Route finding for the first part of this walk to Styhead Tarn is easy. Just head through the farmyard and on to Stockley Bridge before turning right up to the tarn. This section was a steady uphill climb and took us about an hour and a quarter; just right for our first rest/coffee stop overlooking the tarn. It is half-term week and there were lots of family groups up until this point but most of them seemed to be doing a shorter route via Sprinkling Tarn rather than heading on up to Scafell Pike. Anyone who has walked in the Lake District will know that there are no signposts out on the fells so route finding is down to you.
Our path up onto the Pike turned left at the landmark of a Mountain Rescue shelter box which, in good visibility, was easy to spot, and then turned right to join the Corridor Route. This right turn wasn’t as easy to spot, we were taking a short cut, and Anquet came into its own at this point. The Corridor Route up to the top of Piers Gill was perhaps the most enjoyable part of the walk as it weaved it way through the hills high above Wasdale. The interest factor increased as we came to the infamous “bad step.” This is a part of the path where there is a drop of about 12-15ft down a sheer cliff wall with only very small footholds to help ease your way down. Both Jacqui and I had to use our bottoms as well as hands & feet to safely slither down to the bottom. One of my pictures shows walkers making their way down the “bad step” preceded by a couple with their dog which seemed to have less trouble than its human companions.
Turning around the top of Pier Gill, we then encountered a boulder field for the last mile or so up to this summit. It was at this point that we encountered what can only be described as “crowds” of holiday walkers making their way either up or down to the trig point at the top. I knew that Scafell Pike is popular but not quite as attractive as it seemed today. There had been a strong breeze blowing for most of the ascent but this took on near gale-force proportions as we posed for pictures at the trig point and was so strong that the gusts almost blew us off our feet. We found a relatively sheltered spot for a quick lunch stop before making the long descent back to the car.
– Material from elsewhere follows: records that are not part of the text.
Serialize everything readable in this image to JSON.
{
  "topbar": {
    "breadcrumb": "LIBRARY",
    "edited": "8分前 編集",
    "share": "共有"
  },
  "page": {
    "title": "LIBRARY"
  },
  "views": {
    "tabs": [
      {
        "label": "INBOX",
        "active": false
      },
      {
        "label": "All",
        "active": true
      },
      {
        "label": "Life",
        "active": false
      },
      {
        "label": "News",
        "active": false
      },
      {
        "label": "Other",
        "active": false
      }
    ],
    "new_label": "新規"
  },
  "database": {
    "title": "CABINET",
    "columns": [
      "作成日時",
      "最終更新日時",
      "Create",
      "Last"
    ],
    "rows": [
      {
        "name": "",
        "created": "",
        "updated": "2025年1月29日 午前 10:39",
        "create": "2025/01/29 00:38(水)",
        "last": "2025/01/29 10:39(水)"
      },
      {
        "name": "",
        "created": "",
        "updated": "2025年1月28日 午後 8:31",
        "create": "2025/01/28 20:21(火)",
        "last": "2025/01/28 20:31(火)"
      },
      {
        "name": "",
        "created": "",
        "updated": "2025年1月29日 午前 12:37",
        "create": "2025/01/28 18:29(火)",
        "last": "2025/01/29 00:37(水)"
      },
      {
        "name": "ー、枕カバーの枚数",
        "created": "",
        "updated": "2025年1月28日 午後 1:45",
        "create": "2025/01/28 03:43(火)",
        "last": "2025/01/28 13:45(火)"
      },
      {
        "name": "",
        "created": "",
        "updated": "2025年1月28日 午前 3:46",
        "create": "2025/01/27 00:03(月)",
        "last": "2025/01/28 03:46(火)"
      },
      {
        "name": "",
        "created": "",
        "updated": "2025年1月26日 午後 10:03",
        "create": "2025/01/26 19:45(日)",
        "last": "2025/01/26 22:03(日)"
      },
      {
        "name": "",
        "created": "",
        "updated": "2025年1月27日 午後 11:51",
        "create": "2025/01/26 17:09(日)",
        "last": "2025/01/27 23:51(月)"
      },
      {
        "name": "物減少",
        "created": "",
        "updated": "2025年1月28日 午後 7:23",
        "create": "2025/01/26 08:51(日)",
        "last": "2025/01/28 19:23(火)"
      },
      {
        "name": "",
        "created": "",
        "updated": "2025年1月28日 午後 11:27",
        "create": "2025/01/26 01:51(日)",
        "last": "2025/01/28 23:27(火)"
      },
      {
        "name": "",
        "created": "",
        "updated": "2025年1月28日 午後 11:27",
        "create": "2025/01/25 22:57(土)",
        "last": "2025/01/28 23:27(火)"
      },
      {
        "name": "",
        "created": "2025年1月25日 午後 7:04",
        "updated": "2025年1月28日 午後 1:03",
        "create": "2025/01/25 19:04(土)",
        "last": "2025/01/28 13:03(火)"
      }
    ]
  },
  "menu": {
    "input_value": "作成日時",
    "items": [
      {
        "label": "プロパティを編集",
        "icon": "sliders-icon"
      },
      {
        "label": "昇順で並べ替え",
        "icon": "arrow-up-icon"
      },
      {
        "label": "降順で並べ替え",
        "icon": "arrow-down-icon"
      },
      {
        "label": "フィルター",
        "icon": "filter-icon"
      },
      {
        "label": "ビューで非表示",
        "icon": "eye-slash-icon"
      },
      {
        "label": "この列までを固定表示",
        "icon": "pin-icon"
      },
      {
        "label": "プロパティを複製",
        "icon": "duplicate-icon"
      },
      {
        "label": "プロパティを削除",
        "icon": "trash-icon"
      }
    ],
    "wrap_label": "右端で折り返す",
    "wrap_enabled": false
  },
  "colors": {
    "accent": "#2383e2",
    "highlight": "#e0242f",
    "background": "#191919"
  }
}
It had taken us nearly 4 hours to get to the top and would take us almost a long to get to the bottom.
The descent route took us down to the col below Broad Crag before climbing again on the path leading towards Esk Hause. I say path, but it wasn’t a path as understood by the Fenland Ramblers as it crossed even more large boulder fields and then along pitched tracks with stone steps or just rocky/stony ground. This was to become a feature of our return route. At the top of Ruddy Gill we still had a couple of miles to go and I estimated that it might take us about an hour and a half to complete. I had under-estimated by about 20 minutes as the never ending and somewhat tedious path made for slow going meaning that we got back to the car just before 5pm in rapidly fading light. The 9½ mile route with a total ascent of 3,900ft had taken nearly 7½ hours to complete. Whilst it is an iconic route, there are many more enjoyable Lakeland walks and, as I’ve now been to the top of Scafell Pike on at least 5 occasions, I won’t be rushing back to do it again any time soon.